Only 500 pieces were made – which was pretty typical for a special run of that era – and for a brief moment after they were released there was a market for them. There weren’t a lot of special runs getting made around that time, and this one was initially available only through European dealers, which made it a hot commodity among U.S. collectors for a while.

You don’t see many of them for sale today. Some of it can be chalked up to the passage of time: it was released over 30 years ago, and there have only been a million or two special runs released since then. 

Burmese was also a product of its time: as a consequence of its shift in production from Chicago to New Jersey, they lost a lot of the talented employees that made Breyer what it was. Reeves was primarily a distributor, not a manufacturer, and they could ill-afford those losses.

While many of the models that were released during this time were (and are) beloved by the collectors who discovered the hobby during that era, those of us who came before (and after) are a little more sanguine about them. 

Everything and everybody goes through a rough patch or two in their lives, and if the models Reeves released during this time period were the worst of theirs, I think weathered it well.

(Let us not speak of Shrinkies.)

Will Burmese see a renaissance of interest now, in light of Her Majesty’s passing?

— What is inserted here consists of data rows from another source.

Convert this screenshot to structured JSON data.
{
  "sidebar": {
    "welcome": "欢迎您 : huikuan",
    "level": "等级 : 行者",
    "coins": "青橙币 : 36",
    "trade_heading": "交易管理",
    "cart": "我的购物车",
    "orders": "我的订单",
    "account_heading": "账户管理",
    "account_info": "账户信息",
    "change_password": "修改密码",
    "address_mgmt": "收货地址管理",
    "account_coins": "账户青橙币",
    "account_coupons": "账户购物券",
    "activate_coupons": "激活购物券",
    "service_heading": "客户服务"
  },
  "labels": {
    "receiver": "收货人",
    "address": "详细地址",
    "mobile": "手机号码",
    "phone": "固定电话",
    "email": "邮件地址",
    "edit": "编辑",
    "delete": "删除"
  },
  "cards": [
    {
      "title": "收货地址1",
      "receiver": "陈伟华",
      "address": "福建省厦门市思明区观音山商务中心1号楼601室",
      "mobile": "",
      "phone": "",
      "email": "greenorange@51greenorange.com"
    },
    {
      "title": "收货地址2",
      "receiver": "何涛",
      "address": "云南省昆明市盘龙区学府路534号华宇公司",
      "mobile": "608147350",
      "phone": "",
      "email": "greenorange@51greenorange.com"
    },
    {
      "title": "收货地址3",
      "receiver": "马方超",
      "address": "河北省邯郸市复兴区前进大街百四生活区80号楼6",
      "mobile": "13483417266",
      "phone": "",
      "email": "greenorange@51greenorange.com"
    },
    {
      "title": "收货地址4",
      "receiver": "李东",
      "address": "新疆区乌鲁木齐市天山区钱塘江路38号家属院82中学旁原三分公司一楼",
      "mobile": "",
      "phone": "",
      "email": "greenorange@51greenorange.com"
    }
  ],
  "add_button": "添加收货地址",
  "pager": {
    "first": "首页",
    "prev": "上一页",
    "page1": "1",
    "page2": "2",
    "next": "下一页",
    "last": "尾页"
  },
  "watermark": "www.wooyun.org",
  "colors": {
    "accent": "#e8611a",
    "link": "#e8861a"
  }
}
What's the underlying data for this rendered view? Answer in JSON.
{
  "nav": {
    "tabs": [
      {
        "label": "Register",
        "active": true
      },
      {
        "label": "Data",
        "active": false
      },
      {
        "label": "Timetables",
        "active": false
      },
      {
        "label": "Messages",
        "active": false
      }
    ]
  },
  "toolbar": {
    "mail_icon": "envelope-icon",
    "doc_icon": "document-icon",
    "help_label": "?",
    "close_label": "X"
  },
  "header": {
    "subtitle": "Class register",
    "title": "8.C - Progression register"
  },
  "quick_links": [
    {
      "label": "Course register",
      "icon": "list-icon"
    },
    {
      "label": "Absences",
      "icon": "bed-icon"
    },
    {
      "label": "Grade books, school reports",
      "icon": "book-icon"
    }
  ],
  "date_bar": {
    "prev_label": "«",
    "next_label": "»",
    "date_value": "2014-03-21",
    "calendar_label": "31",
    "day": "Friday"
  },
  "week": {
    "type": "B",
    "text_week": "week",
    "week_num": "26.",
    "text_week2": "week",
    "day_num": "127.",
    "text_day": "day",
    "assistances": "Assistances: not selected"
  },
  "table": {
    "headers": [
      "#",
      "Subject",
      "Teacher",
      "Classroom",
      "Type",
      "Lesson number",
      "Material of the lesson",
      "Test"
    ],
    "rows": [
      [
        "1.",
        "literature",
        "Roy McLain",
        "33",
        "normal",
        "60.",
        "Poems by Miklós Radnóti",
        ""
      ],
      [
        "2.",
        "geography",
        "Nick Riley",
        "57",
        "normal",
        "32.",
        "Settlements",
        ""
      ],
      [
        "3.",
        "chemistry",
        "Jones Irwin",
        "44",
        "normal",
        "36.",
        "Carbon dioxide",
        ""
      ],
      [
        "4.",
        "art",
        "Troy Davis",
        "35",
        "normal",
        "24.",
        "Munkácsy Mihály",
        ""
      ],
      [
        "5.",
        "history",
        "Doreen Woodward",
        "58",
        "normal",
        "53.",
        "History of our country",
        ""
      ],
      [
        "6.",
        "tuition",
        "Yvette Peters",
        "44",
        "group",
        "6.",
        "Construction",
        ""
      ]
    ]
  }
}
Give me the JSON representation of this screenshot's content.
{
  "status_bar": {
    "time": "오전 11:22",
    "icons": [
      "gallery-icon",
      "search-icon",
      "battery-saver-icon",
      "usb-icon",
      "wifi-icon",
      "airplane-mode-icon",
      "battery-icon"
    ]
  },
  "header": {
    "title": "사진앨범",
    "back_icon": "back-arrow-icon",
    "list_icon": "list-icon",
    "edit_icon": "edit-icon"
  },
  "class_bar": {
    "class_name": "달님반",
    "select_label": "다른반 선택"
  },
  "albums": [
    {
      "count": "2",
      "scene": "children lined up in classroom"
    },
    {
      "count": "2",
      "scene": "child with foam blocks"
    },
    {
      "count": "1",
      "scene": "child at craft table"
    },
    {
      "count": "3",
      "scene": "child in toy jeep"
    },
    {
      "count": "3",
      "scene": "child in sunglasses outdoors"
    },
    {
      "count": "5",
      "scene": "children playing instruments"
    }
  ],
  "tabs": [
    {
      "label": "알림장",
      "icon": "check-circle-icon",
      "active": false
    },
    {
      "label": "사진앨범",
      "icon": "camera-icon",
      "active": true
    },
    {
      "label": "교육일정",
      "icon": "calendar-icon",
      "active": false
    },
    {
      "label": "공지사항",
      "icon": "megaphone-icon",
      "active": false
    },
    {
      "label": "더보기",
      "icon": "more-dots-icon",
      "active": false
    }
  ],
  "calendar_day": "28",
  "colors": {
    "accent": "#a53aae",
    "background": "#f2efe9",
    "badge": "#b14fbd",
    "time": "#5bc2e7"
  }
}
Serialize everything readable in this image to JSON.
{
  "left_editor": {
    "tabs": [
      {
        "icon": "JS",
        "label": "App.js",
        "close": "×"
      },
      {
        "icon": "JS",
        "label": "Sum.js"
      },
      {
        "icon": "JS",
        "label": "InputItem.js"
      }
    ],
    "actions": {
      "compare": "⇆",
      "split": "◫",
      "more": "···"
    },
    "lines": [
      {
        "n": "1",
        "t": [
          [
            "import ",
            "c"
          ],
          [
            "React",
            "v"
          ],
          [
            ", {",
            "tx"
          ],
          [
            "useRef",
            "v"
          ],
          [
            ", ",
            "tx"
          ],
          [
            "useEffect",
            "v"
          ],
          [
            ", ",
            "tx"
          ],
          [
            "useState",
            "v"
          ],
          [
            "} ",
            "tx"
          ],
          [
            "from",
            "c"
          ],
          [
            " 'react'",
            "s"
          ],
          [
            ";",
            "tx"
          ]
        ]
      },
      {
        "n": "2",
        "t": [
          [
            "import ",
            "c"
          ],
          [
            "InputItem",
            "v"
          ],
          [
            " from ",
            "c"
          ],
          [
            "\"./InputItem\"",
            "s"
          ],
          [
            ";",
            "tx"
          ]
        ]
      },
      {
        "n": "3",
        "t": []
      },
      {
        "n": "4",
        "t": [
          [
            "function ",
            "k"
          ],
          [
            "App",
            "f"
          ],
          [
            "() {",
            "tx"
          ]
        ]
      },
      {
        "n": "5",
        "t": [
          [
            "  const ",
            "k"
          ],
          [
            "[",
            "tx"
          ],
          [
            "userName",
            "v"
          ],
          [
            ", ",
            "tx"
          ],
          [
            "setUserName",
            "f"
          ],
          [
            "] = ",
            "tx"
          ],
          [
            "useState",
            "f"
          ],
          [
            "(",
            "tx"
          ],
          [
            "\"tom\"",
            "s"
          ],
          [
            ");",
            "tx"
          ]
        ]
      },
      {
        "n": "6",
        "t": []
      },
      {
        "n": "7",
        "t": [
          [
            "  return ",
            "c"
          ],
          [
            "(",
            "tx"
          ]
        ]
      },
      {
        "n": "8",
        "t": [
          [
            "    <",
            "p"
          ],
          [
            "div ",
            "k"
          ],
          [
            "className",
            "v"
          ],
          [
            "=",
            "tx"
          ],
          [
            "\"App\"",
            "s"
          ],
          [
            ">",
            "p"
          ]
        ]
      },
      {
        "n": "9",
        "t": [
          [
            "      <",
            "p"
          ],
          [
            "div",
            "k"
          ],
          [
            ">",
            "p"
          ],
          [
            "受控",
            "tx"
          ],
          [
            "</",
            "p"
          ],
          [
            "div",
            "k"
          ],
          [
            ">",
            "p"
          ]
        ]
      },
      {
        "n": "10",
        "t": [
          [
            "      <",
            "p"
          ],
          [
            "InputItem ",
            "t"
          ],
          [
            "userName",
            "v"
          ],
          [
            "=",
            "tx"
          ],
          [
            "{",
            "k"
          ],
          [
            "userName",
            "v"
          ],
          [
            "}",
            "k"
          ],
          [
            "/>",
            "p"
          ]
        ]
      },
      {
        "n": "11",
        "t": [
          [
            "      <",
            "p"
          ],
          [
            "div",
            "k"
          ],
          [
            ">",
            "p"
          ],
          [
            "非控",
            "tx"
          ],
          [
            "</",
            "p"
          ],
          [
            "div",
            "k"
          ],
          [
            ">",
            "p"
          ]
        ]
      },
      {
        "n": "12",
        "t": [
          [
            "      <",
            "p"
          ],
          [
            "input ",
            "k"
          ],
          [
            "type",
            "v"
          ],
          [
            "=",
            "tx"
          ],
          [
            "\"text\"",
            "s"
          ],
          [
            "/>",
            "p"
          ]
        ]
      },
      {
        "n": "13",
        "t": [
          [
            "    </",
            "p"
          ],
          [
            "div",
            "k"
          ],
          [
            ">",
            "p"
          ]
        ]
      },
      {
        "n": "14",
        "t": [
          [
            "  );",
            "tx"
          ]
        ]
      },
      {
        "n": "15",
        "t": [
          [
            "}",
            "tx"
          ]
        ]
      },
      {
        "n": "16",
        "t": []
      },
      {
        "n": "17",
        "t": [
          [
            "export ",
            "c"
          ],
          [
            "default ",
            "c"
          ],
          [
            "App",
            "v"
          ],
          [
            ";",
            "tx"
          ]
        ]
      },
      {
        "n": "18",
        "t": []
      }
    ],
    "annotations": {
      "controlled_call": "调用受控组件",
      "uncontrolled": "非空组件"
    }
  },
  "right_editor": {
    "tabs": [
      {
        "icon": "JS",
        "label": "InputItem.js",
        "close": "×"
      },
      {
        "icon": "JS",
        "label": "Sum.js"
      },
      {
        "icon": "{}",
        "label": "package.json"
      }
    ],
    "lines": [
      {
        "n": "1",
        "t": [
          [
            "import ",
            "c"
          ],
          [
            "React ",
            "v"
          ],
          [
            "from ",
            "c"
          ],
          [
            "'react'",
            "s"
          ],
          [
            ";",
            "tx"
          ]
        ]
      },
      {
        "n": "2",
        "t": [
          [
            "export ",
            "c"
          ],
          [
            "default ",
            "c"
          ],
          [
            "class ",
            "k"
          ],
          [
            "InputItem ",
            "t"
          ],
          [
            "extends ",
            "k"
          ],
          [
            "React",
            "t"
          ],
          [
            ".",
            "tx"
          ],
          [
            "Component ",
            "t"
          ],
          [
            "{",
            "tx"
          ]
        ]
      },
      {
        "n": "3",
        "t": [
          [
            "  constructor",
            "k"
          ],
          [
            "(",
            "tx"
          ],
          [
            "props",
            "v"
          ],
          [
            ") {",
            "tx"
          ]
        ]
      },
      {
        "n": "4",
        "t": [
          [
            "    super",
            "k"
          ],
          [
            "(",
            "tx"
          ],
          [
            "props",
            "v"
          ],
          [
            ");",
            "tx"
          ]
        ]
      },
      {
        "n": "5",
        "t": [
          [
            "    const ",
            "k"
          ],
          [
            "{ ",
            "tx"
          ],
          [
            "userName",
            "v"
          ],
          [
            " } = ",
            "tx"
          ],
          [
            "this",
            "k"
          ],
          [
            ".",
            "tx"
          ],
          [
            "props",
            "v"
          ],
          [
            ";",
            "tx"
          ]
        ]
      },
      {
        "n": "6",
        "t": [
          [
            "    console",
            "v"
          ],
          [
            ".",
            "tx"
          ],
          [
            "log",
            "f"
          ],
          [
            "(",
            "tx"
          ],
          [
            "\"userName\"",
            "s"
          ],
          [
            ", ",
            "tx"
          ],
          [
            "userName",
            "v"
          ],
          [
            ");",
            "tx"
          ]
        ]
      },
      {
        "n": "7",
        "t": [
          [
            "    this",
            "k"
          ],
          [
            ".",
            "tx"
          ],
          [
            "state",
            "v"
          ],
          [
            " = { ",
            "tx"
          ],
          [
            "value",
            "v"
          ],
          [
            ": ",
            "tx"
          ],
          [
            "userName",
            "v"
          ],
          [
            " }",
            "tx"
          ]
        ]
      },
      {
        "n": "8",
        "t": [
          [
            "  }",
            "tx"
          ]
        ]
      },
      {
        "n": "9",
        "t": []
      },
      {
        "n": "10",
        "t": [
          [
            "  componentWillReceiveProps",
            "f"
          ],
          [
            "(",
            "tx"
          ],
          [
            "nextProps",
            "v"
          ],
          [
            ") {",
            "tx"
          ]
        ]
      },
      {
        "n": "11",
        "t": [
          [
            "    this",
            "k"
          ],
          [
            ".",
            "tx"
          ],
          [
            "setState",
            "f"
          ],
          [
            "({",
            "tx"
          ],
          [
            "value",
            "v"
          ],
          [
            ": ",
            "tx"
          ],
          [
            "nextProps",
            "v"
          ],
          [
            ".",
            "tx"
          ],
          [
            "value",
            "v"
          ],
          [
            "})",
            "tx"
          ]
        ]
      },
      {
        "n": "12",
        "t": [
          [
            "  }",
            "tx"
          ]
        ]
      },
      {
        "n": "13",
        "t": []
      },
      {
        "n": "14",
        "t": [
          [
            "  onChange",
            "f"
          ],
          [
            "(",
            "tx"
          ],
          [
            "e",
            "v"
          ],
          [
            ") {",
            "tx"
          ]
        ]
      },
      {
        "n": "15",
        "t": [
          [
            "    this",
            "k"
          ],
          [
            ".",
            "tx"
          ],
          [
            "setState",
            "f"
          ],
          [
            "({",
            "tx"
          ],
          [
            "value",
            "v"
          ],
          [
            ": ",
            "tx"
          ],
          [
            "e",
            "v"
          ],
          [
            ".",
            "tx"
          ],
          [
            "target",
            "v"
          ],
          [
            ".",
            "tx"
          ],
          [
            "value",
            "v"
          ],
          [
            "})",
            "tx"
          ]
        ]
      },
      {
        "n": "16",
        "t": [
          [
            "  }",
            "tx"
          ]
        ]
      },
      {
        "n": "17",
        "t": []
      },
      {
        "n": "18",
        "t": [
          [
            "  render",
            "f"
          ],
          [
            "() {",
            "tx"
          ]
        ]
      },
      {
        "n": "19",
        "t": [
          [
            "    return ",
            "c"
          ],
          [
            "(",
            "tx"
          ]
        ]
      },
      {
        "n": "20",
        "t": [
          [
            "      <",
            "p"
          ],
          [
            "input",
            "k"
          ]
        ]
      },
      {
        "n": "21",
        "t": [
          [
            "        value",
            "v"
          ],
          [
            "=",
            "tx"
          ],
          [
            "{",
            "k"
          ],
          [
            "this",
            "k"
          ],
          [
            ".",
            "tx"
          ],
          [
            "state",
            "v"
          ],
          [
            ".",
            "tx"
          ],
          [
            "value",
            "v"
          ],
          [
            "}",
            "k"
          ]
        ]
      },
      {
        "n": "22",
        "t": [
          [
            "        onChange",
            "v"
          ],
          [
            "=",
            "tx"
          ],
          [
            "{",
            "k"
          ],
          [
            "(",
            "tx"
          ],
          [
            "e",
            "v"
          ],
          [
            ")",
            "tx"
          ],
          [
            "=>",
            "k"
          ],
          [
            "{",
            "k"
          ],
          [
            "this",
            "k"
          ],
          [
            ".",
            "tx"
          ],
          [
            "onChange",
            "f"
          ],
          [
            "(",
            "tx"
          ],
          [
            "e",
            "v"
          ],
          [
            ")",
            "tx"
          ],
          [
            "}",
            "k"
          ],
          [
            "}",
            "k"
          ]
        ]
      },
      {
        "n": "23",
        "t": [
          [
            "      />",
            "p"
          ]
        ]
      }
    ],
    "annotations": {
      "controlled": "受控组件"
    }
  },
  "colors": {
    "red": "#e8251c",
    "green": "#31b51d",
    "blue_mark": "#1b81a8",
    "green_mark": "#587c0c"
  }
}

Perhaps. Mine is not going anywhere: I am rather fond of the Secretariat mold for a variety of sentimental reasons, and I am not the kind of person who sees my collection purely in monetary terms.

Tuesday, September 6, 2022

A Very Brief Report From Your Ambassador to Another Planet

Here is the extremely condensed summary of my Chicon 8 report, in the style of Grant Morrison’s All-Star Superman:

  • Made friends.
  • Forged alliances. 
  • Plotted the destruction of my enemies.
  • Partied like a rockstar. 

I had a wonderful time, and I wish (more of) you could have made it. A bigger and better report of the trip will be posted in a couple of days, after my ears stop ringing and the laundry gets washed.

(And also: I will neither confirm nor deny that there may be video of me dancing somewhere on the Internet.)